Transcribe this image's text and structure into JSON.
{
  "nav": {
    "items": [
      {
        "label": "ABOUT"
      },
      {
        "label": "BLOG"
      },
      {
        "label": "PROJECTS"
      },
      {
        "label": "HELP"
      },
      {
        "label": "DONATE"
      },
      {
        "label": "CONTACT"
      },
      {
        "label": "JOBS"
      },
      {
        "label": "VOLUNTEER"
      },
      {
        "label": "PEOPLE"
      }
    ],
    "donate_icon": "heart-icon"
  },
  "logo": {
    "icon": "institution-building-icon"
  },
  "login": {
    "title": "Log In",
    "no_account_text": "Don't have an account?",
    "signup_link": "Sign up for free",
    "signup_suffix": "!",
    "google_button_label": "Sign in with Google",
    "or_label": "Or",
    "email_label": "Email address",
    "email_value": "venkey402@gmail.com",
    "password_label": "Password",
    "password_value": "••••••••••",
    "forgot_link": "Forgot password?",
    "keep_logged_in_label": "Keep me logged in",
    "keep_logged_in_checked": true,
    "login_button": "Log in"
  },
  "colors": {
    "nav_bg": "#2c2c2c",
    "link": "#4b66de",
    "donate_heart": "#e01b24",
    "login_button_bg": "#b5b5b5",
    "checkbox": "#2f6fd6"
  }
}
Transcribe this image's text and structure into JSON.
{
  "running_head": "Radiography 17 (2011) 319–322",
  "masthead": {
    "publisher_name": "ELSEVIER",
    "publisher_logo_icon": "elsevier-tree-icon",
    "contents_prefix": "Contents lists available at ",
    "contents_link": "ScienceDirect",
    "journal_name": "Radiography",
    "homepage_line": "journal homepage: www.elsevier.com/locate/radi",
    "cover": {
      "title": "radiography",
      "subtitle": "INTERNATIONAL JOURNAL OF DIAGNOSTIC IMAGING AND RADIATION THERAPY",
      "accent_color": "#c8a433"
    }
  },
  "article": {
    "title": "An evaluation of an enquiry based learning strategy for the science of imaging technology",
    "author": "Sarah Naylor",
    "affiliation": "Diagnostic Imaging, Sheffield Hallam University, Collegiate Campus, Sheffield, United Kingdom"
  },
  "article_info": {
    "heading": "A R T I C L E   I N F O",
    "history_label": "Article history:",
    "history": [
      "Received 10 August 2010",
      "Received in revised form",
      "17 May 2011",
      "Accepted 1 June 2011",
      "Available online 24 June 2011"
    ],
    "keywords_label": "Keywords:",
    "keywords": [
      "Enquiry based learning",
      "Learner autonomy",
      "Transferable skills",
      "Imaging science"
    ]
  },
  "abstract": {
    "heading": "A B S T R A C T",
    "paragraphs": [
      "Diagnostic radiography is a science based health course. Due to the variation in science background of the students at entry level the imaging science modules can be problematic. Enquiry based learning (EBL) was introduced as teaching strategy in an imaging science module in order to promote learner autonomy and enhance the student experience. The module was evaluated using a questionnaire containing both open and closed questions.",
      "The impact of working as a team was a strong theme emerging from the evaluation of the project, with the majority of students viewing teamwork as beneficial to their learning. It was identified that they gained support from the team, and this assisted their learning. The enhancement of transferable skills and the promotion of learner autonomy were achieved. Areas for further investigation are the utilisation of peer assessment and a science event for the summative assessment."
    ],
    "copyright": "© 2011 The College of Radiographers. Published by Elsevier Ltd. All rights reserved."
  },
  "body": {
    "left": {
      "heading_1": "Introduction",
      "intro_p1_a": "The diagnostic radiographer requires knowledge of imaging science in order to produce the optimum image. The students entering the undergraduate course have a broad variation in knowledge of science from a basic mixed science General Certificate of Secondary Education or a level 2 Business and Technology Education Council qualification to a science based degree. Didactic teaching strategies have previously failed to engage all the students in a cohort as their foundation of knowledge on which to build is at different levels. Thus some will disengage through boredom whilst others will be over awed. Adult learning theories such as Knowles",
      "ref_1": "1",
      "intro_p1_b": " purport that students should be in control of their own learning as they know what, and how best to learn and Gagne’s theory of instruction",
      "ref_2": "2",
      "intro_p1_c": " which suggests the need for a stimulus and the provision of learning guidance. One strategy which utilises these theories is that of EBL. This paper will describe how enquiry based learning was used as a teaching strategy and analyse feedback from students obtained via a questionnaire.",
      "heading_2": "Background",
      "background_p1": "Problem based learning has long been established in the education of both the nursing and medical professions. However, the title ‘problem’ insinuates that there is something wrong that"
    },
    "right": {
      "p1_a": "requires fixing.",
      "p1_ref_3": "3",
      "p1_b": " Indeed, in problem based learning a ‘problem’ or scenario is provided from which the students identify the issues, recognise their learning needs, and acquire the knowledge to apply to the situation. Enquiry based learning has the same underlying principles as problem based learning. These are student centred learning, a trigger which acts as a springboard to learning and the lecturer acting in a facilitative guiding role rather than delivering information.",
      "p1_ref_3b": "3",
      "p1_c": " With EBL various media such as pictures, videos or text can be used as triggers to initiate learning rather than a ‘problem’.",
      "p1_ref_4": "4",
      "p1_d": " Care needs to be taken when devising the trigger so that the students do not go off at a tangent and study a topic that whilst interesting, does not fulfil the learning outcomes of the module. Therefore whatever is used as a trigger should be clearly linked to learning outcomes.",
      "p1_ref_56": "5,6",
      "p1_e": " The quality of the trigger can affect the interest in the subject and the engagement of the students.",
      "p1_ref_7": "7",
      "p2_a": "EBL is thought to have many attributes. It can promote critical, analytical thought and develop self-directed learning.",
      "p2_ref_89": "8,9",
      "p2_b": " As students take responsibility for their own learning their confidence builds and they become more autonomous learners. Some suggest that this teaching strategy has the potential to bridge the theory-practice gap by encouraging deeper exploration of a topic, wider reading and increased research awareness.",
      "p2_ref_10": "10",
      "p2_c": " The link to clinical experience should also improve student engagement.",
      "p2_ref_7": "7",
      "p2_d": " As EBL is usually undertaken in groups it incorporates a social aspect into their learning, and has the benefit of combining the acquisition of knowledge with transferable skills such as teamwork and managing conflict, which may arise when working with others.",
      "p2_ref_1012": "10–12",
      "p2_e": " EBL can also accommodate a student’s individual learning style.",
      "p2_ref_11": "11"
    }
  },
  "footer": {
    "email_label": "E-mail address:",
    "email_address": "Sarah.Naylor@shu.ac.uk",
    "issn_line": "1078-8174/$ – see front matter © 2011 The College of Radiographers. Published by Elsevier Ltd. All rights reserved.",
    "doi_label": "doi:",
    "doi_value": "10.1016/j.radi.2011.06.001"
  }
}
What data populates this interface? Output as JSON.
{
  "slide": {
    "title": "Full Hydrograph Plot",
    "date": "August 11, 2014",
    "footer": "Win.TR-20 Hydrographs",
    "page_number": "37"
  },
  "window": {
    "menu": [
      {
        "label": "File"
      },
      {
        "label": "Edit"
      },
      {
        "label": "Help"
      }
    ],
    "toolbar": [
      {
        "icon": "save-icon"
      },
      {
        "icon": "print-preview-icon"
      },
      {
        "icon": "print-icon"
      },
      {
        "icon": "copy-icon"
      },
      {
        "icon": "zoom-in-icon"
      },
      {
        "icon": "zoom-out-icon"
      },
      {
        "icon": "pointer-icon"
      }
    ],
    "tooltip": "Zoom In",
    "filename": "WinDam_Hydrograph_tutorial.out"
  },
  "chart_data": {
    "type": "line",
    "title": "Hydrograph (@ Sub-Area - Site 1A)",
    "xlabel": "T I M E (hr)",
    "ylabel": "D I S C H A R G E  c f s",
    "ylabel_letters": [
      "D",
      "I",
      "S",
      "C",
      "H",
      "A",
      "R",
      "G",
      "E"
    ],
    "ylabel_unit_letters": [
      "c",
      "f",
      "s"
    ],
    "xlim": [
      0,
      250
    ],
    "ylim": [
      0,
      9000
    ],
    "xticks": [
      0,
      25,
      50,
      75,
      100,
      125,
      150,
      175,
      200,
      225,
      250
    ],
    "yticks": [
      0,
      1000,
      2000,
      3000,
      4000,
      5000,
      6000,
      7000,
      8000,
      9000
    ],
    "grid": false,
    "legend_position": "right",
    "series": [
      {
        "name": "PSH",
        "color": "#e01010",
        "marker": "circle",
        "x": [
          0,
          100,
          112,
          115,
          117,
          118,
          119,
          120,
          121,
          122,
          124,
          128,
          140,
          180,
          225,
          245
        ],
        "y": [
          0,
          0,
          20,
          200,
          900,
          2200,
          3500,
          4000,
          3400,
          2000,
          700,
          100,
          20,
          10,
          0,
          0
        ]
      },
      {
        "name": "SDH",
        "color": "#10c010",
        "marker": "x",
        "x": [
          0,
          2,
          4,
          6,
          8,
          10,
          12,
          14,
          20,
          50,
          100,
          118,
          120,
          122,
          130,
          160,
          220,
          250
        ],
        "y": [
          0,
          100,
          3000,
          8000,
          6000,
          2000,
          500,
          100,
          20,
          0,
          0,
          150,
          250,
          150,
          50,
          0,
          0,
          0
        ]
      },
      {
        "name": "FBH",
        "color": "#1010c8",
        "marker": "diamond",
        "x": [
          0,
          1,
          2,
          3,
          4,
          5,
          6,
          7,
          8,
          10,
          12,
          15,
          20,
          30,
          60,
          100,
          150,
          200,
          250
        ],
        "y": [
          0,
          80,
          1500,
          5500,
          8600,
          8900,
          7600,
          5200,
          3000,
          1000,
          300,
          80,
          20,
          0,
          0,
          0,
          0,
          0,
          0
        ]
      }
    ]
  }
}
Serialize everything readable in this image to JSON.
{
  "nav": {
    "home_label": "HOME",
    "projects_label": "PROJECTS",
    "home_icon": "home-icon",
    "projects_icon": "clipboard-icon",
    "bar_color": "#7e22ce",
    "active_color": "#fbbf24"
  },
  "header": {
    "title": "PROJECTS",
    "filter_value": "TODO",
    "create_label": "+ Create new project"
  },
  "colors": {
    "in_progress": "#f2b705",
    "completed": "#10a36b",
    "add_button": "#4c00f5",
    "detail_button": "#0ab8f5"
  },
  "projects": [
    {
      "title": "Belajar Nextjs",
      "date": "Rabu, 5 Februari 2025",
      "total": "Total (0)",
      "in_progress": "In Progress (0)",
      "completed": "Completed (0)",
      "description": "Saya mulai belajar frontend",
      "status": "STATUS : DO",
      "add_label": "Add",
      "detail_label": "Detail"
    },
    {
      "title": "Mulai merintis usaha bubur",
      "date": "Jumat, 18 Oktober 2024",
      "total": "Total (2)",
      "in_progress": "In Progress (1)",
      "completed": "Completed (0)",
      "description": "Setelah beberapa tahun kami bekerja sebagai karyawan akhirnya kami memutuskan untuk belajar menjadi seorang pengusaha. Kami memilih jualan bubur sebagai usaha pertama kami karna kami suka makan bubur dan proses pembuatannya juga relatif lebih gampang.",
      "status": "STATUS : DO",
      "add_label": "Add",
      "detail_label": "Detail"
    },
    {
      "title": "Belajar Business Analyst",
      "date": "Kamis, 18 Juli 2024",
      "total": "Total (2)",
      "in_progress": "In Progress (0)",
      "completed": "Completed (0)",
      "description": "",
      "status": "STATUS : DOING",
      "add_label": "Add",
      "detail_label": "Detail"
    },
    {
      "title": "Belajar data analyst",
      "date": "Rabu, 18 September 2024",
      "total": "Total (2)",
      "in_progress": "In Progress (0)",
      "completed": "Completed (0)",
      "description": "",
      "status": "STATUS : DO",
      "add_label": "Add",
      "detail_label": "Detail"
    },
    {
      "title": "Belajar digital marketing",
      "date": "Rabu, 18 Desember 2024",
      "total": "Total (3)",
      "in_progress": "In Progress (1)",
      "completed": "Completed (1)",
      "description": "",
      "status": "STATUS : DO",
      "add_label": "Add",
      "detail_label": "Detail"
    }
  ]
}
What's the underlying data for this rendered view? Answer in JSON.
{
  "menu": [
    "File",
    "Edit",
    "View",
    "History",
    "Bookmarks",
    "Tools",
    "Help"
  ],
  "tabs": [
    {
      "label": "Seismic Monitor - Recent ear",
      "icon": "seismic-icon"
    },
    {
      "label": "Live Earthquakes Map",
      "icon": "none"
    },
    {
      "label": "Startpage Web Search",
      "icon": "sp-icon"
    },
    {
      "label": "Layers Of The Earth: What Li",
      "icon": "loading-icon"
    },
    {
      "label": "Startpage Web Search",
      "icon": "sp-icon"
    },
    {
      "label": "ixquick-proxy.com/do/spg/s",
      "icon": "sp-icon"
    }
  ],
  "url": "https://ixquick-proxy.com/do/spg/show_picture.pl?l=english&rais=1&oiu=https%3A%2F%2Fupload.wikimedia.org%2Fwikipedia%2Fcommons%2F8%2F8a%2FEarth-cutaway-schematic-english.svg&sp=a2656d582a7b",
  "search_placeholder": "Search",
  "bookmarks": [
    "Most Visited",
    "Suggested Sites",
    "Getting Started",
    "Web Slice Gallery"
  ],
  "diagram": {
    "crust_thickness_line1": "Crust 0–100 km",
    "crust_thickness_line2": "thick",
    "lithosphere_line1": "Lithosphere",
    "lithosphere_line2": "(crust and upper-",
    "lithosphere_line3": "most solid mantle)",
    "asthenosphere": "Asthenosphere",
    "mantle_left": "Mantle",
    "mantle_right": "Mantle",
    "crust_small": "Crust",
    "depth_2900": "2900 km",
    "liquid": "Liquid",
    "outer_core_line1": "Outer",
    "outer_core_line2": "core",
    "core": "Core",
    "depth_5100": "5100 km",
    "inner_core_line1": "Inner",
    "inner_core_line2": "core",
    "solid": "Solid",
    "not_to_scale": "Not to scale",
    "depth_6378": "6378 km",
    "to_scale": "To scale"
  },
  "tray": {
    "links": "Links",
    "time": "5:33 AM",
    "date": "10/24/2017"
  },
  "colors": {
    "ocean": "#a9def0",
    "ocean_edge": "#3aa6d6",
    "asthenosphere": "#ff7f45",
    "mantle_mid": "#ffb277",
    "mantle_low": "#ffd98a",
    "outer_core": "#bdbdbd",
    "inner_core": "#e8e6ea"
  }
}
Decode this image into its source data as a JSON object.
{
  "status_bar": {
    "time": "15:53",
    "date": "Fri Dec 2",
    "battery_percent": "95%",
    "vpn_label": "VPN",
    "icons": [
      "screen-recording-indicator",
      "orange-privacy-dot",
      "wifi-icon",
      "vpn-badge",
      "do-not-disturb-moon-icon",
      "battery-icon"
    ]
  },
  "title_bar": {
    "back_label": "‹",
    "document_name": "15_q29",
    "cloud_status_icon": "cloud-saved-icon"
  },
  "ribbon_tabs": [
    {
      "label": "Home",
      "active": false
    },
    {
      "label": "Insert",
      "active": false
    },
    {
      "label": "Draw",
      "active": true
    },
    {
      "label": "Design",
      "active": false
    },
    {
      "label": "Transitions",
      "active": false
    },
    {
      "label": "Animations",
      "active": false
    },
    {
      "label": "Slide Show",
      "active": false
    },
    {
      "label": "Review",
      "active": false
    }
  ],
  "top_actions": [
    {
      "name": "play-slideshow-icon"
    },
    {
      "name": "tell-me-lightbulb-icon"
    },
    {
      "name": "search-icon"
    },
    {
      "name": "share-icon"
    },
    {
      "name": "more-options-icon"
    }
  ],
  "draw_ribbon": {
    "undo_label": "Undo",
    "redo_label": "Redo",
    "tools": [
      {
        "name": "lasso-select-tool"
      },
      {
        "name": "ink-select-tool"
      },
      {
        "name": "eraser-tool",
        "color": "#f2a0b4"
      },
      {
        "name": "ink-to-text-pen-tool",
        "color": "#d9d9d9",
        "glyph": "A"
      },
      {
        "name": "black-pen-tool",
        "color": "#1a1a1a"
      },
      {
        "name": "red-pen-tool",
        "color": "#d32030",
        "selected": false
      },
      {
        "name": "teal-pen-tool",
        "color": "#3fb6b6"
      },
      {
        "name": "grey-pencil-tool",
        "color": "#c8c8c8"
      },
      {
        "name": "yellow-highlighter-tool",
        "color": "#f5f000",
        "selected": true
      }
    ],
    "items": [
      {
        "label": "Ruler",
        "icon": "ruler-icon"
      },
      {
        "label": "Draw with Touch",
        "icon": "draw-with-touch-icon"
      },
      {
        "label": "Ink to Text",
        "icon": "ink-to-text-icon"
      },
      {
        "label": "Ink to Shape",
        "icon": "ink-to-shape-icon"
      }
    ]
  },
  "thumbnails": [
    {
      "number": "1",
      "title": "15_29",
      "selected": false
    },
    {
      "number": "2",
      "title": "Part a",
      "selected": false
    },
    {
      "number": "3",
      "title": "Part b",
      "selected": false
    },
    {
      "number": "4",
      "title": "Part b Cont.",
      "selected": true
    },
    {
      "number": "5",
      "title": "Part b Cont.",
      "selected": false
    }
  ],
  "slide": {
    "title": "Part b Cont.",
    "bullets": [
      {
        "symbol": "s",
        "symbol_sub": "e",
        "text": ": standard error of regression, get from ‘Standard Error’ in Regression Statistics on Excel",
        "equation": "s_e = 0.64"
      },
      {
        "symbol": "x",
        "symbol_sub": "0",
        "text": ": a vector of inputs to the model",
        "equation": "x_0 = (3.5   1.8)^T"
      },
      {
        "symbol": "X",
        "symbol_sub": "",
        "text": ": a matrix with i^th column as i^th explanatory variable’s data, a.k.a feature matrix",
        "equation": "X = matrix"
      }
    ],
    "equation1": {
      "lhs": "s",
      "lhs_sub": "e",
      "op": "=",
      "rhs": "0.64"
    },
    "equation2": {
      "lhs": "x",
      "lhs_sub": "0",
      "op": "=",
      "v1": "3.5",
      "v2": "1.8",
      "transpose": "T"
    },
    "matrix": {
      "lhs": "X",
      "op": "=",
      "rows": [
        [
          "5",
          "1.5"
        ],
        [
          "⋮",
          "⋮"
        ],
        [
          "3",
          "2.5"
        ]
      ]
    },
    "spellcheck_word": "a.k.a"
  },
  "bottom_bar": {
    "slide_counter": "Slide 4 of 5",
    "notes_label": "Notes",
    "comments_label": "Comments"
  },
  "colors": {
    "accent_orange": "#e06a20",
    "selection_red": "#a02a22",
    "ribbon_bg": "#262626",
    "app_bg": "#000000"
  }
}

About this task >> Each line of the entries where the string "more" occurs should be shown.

Result for this task >>
      "p2_b": " As students take responsibility for their own learning their confidence builds and they become more autonomous learners. Some suggest that this teaching strategy has the potential to bridge the theory-practice gap by encouraging deeper exploration of a topic, wider reading and increased research awareness.",
      "name": "more-options-icon"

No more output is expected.